Due to several hundred years of Plaggen agriculture in the Oberesch area, archaeologists are facing special soil conditions here. Since the Middle Ages, local farmers have cut out pieces of sod to use them as bedding in their stables. Later on, these sod pieces called Plaggen, now saturated with manure, were put on fields as fertilizer. In this way, an up to one meter thick layer of Plaggen soil built up in Kalkriese over time. In various locations, the historical state of the surface has been preserved beneath this layer.
The 2,000-year-old soil conditions of the Kalkriese site were researched by soil scientists from the University of Oldenburg (Lower Saxony), who were able to partially reconstruct the state of the Oberesch’s relief in Augustean time based on soil surveys and core samples. The earth’s surface was much more diverse and irregularly shaped in that period. Currently, soil scientists from the University of Osnabrück and from Hochschule Osnabrück are investigating in which period soil erosion occurred on the Kalkriese Hill and how these layers can be distinguished from Plaggen soil.

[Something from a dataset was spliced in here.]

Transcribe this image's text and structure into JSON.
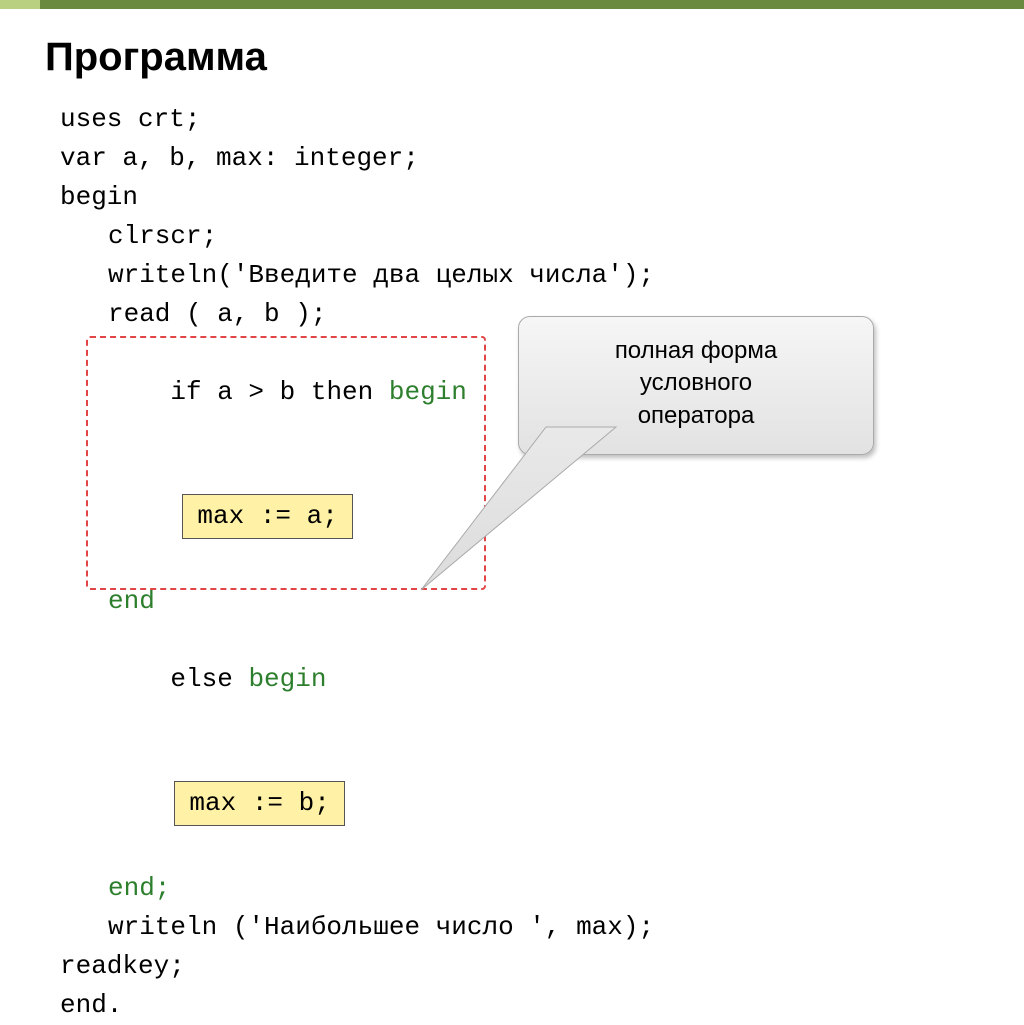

In the past few years, soil scientists also tried to locate archaeological evidence underneath the Esch prior to excavations with the aid of magnetic prospection. For many years, this method has been applied very successfully in the search for archaeological sites in regions without Esch layers. Magnetic scans allow researchers to identify pits, ditches or wall fragments, so that settlement structures or burial sites can be found without excavations. However, in the Kalkriese region scientists soon learned that the Esch significantly impairs the use of this natural scientific method. Without excavations, substantial knowledge of archaeological findings can hardly be obtained here.